A team of international scientists has produced the first 3D printed synthetic coral tissues that can house living symbiotic algae.
The team at the University of California built three different 3D-bioprinted corals, each mimicking either the skeleton, gut, or skin of living corals. The aim is for scientists to use these new tools to study the causes of coral bleaching, how to minimize it, and how to identify resilient strains of algae for the future. Their findings have been published in Scripps Institution of Oceanography.
“In the longer term, it may allow us to build living 3D-printed corals for restoration,” said Scripps Oceanography marine physiologist Martin Tresguerres.
3D bioprinting technology is allowing the team to study the individual parts of the complex symbiotic system one by one. With wild corals, even two coral colonies of the same species may coexist with different strains of symbiotic algae and microbes in different structural arrangements. That makes it difficult to understand the fundamental mechanisms of algae symbiosis when species are so different from each other. 3D bioprinting is helping to narrow that down.
“Because we can finely control light with special optics, we can create nanometer-to-microscale-structured 3D features in a couple of seconds,” said team leader Daniel Wangpraseurt, a marine biologist at UC San Diego’s Jacobs School of Engineering and Scripps Institution of Oceanography. “This is motivated by understanding the functioning and breakdown of the symbiosis, including phenomena such as coral bleaching.”
The technology goes back to 2020 when Wangpraseurt and co-authors published a paper in Nature Communications that described using 3D printing of polymers to mimic the coral skeleton and encapsulate green microalgae.

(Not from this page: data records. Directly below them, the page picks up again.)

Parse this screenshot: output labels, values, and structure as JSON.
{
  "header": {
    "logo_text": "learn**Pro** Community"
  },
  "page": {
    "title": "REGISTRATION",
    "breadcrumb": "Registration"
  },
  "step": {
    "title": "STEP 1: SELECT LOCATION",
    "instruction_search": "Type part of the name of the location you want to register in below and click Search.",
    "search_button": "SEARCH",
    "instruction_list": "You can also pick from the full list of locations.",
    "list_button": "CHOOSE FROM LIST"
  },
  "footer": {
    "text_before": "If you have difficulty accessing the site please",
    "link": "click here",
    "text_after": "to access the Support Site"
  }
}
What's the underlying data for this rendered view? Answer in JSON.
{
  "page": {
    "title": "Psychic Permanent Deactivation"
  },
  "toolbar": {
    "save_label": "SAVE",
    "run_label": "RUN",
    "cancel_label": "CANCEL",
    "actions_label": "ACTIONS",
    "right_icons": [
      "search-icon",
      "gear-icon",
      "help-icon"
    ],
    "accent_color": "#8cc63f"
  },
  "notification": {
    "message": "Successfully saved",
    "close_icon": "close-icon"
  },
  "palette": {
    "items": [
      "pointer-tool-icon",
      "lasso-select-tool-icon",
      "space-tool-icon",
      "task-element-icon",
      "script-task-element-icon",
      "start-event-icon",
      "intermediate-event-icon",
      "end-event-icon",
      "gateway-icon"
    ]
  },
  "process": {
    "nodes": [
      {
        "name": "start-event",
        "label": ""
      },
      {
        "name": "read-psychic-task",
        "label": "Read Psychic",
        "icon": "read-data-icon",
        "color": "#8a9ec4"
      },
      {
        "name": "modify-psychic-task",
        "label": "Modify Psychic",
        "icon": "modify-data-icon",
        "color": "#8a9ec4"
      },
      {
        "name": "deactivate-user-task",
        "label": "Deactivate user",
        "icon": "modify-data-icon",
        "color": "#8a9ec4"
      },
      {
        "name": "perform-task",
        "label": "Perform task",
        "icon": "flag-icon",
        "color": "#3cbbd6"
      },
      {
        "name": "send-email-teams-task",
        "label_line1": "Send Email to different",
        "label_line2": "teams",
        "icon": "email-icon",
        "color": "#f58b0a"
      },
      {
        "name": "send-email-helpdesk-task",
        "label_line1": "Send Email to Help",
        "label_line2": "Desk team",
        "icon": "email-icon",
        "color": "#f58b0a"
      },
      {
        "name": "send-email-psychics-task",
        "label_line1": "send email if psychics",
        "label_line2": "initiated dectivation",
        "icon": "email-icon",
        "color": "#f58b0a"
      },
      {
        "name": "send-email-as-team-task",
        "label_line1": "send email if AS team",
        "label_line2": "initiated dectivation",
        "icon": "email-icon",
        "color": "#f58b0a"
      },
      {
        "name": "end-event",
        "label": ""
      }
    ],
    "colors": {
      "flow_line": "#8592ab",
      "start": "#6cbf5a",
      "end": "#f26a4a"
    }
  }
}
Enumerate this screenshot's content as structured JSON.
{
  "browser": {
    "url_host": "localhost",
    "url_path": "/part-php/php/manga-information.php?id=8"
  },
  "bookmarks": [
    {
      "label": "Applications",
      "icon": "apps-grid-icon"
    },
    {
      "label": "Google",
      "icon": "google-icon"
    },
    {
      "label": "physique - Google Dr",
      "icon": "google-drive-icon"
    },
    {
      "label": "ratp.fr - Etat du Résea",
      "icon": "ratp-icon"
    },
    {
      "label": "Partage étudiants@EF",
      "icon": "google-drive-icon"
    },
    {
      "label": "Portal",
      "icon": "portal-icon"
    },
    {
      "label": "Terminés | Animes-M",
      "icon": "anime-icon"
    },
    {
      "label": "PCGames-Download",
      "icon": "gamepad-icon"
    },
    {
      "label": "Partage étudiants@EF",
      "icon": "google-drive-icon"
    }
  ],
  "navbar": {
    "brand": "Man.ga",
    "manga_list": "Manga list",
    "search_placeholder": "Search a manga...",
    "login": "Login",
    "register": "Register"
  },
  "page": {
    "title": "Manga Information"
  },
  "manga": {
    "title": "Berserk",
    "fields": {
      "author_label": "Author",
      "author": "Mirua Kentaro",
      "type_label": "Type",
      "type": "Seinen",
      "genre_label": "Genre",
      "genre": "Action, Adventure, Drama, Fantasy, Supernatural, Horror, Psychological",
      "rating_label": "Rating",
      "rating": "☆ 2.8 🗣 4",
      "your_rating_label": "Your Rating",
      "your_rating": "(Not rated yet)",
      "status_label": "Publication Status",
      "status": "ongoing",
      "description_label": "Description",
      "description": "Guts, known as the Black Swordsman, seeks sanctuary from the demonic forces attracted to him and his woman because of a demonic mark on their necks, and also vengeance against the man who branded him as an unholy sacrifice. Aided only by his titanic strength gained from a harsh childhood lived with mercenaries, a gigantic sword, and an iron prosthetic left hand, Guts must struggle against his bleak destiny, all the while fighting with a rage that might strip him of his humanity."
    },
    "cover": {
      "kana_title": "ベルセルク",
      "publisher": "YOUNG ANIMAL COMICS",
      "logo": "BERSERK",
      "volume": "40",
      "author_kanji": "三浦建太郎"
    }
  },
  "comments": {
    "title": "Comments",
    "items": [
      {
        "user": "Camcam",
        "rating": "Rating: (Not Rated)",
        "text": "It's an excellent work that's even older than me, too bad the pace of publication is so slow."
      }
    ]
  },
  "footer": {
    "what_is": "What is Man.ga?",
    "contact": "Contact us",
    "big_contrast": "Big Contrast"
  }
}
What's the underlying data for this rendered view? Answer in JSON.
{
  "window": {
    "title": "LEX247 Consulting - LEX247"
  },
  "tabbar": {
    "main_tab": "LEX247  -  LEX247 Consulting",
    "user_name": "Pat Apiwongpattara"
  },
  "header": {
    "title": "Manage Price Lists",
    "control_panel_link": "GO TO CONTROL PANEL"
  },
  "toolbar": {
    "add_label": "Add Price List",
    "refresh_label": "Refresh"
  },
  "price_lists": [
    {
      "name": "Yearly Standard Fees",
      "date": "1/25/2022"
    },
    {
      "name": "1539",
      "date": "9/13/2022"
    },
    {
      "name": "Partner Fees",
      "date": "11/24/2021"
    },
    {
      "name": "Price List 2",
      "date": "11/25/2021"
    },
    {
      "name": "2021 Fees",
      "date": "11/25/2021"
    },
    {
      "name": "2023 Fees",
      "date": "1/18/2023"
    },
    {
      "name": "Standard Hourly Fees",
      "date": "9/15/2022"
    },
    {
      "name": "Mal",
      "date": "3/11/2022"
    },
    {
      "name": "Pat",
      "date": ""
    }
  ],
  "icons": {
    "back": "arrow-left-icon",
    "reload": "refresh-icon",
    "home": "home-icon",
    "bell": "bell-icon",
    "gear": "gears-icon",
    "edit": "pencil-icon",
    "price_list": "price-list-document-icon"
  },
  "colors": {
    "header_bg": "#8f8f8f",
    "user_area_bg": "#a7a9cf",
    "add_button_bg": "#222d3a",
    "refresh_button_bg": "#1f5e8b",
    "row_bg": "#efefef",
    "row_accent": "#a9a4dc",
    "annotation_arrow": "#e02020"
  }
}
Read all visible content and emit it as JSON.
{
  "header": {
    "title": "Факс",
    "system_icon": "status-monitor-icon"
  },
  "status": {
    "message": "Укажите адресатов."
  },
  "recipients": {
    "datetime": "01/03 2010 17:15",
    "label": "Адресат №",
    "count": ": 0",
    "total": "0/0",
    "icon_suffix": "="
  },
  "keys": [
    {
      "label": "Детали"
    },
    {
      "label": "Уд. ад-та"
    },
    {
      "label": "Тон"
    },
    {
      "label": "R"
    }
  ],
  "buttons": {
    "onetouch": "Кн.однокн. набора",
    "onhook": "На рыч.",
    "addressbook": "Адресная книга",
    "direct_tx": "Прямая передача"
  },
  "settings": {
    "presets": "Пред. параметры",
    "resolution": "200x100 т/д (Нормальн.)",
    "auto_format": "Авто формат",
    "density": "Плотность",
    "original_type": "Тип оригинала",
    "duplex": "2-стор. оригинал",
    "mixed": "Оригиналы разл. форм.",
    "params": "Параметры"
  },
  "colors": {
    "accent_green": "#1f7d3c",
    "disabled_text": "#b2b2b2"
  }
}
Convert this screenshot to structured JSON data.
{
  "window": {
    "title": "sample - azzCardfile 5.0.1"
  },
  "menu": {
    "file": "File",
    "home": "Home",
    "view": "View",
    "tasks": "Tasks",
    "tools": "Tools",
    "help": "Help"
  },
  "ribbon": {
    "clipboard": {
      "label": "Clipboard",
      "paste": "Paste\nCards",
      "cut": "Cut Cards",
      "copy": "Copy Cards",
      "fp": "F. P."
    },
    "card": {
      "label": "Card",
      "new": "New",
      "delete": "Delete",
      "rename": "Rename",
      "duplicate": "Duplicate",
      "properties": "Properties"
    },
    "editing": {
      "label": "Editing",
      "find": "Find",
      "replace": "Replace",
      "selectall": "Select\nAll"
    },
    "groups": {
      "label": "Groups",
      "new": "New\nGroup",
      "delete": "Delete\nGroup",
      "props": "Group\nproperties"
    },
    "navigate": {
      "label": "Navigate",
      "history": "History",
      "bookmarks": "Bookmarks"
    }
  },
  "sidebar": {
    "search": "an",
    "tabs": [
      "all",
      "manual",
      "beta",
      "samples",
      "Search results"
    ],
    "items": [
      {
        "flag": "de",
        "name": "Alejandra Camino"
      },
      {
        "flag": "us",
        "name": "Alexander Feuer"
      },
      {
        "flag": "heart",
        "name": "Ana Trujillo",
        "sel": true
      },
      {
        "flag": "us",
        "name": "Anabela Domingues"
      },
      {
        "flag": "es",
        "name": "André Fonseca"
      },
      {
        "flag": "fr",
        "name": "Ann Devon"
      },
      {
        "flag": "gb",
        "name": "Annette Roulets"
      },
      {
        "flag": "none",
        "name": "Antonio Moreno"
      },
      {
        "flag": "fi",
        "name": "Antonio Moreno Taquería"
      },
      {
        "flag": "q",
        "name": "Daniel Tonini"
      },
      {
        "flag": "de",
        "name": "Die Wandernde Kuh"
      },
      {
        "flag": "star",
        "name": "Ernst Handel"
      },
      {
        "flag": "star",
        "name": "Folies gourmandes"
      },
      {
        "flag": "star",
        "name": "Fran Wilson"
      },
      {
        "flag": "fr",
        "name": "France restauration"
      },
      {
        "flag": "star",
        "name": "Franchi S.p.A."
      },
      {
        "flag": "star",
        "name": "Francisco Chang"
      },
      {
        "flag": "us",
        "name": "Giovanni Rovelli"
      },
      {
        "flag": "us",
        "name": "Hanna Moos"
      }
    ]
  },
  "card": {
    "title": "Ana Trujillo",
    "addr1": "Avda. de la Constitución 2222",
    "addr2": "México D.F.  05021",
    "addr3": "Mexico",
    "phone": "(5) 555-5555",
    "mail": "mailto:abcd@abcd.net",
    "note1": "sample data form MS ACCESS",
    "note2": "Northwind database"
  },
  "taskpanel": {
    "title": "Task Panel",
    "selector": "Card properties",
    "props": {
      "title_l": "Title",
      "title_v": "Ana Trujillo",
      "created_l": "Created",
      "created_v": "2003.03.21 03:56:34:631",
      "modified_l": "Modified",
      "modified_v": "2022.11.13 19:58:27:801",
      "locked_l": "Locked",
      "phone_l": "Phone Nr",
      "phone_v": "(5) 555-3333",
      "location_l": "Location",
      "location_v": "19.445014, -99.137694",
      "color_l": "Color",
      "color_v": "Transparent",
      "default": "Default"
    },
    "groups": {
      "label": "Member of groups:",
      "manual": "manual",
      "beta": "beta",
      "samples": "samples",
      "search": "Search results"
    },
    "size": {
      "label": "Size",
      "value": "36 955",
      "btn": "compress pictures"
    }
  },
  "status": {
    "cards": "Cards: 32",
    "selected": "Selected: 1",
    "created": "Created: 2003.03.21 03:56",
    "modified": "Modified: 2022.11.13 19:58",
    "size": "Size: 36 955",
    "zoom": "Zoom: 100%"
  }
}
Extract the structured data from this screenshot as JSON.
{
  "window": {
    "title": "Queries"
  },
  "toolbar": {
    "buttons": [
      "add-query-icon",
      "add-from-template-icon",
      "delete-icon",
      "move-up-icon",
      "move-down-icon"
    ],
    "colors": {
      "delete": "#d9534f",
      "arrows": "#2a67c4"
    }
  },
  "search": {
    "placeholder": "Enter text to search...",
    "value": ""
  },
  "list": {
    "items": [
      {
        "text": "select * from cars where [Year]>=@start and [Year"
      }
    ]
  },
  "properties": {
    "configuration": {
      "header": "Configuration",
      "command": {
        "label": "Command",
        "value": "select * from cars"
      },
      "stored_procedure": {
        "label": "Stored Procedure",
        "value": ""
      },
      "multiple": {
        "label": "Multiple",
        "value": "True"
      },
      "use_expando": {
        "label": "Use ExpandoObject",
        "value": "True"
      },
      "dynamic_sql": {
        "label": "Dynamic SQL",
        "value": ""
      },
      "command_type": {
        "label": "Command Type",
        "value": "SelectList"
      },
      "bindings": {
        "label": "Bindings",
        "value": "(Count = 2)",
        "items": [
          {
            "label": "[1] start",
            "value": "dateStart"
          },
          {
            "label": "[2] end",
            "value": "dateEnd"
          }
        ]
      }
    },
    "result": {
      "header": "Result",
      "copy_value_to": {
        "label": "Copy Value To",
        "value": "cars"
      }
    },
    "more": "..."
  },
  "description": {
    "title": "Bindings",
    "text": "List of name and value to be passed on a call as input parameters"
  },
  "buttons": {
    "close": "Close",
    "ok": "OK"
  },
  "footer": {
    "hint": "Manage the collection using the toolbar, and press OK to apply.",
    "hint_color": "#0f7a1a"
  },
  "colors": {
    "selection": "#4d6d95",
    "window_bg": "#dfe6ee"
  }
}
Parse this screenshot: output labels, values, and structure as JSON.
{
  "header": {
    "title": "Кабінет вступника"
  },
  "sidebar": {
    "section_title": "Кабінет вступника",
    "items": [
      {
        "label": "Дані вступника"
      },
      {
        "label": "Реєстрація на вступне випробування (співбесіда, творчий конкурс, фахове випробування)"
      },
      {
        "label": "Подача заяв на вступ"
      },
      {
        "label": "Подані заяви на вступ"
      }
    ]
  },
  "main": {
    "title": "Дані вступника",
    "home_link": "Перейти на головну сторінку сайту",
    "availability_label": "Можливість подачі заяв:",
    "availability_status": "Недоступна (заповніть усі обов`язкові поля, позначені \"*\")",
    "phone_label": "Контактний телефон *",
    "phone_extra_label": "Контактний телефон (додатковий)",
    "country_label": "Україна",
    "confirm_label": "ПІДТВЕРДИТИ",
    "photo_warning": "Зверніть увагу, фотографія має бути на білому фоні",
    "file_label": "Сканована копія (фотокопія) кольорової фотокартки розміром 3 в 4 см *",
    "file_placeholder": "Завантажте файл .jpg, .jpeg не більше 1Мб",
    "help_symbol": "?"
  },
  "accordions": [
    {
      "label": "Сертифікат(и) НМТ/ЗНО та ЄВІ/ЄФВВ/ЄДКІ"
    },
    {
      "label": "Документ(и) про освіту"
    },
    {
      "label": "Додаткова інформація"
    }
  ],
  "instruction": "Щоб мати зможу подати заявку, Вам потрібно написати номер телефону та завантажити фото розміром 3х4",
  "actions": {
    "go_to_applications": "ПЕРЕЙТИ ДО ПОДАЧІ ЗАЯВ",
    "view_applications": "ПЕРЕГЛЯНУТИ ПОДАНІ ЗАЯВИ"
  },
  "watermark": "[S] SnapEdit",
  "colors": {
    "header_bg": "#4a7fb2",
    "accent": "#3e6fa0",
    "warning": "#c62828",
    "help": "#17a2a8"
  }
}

“The long-term goal would be, instead of using polymers to create the tissue scaffolds, to use living coral cells,” said Tresguerres. “The technology is similar to that currently being used for building human organs and tissues for biomedical purposes.”
Co-author Shaochen Chen, professor and chair of the nanoengineering at the UC San Diego Jacobs School of Engineering, pioneered the method for 3D bioprinting of organs and tissues used in the project.
The team mimicked the different skeletal porosities of the corals with 3D printing to see how they would affect the production of hydrogen peroxide. This toxic form of oxygen is a prime suspect in driving the loss of symbiotic algae from coral during the bleaching process.
The more porous skeleton allowed the hydrogen peroxide to flow away more easily than the less porous one, establishing a potential link to bleaching resilience.
“This highlights the importance of the skeleton microhabitat for physiological processes such as coral bleaching,” Wangpraseurt said. “Our future focus will be to have co-cultures of coral and algae cells growing in an artificial tissue, eventually developing a more stable synthetic symbiotic system that has enhanced longevity.”